**ACTIVITY**
Return all lines of the listing below that carry the word "Unsharp".

::: SOURCE RECORDS :::

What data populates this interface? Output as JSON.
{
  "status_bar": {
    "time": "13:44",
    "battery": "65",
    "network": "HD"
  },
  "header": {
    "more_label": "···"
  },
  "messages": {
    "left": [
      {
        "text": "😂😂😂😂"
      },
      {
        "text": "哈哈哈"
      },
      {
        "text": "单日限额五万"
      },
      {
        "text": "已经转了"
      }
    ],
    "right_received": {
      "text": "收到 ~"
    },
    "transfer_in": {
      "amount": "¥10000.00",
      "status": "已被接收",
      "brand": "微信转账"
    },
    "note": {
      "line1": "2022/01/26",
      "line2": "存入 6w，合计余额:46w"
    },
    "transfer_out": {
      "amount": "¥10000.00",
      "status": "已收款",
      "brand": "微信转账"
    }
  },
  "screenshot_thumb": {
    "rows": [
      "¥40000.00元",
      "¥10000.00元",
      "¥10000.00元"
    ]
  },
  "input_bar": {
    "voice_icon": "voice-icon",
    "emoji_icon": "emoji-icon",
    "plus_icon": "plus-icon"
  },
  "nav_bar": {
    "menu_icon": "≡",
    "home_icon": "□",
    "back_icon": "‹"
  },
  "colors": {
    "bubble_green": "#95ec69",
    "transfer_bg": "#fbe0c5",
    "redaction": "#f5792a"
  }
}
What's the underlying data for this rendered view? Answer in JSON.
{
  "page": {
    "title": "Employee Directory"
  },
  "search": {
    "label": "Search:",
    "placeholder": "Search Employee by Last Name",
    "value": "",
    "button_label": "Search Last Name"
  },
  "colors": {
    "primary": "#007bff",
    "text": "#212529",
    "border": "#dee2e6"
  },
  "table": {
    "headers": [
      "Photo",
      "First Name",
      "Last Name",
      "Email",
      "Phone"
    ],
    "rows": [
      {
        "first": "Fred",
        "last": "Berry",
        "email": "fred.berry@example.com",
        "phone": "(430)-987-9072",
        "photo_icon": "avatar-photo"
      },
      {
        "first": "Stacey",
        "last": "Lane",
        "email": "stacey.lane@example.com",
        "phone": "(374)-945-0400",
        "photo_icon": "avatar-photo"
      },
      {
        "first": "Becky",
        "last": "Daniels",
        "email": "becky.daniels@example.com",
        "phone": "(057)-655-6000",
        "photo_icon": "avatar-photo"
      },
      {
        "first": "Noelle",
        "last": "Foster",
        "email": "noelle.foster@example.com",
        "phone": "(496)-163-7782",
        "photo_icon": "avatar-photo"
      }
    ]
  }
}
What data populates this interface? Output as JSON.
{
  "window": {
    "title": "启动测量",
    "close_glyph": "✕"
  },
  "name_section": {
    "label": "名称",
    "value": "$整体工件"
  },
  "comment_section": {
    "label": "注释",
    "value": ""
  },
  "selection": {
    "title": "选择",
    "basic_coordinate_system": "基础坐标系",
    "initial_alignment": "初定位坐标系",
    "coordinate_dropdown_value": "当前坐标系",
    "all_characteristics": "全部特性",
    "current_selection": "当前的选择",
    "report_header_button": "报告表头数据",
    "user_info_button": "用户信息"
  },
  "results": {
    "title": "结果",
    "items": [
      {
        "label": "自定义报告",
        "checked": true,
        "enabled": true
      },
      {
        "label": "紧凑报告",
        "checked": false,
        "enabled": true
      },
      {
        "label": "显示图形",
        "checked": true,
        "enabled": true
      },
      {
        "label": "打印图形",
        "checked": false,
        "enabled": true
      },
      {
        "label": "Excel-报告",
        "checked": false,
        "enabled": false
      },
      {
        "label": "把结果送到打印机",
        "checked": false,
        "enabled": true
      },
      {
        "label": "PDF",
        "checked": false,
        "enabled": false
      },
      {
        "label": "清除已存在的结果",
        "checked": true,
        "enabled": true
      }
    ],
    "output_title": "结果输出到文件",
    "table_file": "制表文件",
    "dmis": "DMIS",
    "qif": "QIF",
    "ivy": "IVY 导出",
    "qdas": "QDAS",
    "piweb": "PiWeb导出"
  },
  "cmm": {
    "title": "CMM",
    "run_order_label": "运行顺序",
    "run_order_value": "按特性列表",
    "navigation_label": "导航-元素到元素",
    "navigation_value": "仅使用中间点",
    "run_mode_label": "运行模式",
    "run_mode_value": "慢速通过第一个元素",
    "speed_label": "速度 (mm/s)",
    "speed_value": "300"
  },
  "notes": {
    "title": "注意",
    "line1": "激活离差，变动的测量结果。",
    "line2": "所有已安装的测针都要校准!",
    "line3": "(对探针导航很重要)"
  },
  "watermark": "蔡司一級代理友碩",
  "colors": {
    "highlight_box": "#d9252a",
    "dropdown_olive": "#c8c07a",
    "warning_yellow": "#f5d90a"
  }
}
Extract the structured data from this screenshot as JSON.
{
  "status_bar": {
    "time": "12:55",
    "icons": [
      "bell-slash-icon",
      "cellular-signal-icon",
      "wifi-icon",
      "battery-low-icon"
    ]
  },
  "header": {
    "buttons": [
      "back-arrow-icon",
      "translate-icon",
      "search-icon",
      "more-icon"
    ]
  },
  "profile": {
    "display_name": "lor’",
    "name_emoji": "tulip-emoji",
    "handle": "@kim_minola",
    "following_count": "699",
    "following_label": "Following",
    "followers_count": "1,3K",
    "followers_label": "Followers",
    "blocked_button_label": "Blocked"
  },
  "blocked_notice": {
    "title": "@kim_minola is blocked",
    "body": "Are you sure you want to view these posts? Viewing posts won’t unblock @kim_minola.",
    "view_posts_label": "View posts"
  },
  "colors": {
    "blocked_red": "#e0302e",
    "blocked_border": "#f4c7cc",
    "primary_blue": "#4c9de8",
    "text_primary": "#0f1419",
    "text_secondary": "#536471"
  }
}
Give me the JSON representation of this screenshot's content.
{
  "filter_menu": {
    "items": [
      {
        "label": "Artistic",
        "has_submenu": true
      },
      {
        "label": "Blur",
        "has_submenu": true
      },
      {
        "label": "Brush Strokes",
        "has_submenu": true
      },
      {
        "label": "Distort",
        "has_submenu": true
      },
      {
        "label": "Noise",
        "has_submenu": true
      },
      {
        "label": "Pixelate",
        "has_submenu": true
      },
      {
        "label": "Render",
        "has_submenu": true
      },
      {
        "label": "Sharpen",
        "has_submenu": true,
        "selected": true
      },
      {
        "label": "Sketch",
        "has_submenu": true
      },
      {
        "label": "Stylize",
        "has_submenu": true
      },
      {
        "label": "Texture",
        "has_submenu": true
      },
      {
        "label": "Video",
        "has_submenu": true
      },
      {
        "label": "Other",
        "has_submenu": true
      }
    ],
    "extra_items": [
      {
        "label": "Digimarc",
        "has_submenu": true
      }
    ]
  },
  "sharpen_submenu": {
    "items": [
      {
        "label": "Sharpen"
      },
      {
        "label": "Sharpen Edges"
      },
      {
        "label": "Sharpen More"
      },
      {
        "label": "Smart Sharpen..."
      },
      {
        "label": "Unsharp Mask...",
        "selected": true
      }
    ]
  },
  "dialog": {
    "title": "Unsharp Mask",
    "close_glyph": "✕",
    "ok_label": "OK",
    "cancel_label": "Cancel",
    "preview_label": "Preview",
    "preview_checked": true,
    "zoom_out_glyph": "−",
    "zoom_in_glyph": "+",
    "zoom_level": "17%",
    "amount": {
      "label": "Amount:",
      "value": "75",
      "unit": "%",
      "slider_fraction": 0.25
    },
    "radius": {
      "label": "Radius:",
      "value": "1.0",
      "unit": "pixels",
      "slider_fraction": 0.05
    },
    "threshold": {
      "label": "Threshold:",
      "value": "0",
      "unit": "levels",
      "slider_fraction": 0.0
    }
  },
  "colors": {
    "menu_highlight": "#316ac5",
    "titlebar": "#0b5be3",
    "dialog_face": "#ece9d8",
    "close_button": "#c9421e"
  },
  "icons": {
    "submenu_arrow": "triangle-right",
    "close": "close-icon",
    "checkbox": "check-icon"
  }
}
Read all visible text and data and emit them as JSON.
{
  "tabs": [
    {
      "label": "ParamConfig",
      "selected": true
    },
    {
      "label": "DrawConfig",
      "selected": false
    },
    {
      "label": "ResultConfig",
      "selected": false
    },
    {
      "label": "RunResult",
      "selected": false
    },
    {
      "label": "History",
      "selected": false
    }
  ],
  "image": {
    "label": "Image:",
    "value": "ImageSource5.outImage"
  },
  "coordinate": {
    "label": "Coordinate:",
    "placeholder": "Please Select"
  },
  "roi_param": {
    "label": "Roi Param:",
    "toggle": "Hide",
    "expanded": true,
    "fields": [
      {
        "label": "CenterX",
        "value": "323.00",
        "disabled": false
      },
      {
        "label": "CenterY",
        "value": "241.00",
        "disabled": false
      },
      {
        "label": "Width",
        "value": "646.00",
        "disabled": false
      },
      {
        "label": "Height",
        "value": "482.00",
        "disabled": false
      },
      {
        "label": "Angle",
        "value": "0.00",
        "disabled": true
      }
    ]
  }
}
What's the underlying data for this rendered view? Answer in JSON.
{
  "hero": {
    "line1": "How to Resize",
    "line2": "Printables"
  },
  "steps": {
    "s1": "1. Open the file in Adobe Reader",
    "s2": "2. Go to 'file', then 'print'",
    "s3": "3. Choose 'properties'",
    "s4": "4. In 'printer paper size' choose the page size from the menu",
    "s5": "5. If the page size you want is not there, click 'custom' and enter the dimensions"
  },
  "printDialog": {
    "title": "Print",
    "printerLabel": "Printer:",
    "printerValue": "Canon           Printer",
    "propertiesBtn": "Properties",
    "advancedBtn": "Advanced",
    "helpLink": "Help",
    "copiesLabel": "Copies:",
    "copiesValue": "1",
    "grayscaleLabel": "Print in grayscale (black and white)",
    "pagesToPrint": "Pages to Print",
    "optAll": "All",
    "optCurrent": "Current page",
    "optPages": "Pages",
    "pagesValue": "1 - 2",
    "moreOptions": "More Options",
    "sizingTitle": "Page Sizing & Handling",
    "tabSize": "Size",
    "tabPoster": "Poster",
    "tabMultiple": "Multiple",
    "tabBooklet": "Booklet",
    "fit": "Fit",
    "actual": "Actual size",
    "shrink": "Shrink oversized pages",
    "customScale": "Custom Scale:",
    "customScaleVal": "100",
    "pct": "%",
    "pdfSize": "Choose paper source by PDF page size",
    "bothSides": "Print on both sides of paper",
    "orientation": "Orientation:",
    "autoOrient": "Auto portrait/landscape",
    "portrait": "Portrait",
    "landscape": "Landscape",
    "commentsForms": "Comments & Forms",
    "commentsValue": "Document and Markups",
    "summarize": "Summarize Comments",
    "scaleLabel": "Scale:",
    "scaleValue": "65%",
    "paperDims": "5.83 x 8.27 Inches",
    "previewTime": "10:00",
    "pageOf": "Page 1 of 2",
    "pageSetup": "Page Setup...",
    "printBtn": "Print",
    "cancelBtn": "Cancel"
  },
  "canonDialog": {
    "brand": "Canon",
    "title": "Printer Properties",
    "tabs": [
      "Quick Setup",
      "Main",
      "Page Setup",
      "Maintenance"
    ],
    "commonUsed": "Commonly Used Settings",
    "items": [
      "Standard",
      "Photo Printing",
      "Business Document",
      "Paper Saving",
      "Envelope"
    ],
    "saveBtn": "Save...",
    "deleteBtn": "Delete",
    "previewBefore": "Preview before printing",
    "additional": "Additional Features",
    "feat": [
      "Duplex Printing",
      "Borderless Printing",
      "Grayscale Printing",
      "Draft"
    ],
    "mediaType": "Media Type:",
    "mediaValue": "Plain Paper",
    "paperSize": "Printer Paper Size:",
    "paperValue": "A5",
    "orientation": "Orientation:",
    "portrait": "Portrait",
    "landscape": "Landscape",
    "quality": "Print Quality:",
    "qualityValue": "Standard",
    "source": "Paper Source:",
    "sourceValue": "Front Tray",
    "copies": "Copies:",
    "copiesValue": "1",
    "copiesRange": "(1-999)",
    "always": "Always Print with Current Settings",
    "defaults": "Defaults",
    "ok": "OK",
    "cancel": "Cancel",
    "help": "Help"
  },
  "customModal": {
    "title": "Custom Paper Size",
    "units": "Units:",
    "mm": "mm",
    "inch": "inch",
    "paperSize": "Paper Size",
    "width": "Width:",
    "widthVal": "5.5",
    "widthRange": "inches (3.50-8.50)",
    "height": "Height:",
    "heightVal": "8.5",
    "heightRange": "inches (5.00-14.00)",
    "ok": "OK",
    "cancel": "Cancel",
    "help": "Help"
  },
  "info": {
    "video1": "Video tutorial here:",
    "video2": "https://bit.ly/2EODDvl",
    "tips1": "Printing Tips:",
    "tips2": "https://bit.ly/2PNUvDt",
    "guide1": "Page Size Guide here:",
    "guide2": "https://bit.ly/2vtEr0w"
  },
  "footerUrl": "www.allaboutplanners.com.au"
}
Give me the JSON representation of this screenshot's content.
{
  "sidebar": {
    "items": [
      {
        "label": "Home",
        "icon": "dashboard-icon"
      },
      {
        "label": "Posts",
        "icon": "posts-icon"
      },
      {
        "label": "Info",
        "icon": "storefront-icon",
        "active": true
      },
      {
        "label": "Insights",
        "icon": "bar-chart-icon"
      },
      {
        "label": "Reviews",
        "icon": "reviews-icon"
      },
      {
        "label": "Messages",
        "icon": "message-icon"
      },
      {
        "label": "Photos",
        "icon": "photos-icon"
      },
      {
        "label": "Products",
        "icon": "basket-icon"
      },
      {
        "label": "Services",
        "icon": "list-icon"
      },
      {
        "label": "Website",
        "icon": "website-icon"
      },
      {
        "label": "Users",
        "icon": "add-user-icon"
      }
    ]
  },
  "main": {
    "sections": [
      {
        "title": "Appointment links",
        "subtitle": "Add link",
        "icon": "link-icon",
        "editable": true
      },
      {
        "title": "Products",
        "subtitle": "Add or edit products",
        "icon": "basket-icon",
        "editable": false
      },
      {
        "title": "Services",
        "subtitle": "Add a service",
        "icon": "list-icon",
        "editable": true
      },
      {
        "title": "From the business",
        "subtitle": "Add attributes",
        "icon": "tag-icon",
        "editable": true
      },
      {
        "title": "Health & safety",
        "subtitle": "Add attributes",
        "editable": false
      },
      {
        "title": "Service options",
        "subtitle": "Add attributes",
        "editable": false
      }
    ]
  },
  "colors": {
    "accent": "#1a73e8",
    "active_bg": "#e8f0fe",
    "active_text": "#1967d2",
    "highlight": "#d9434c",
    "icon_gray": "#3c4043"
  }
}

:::

**SOLUTION FOR THIS EXERCISE**
        "label": "Unsharp Mask...",
    "title": "Unsharp Mask",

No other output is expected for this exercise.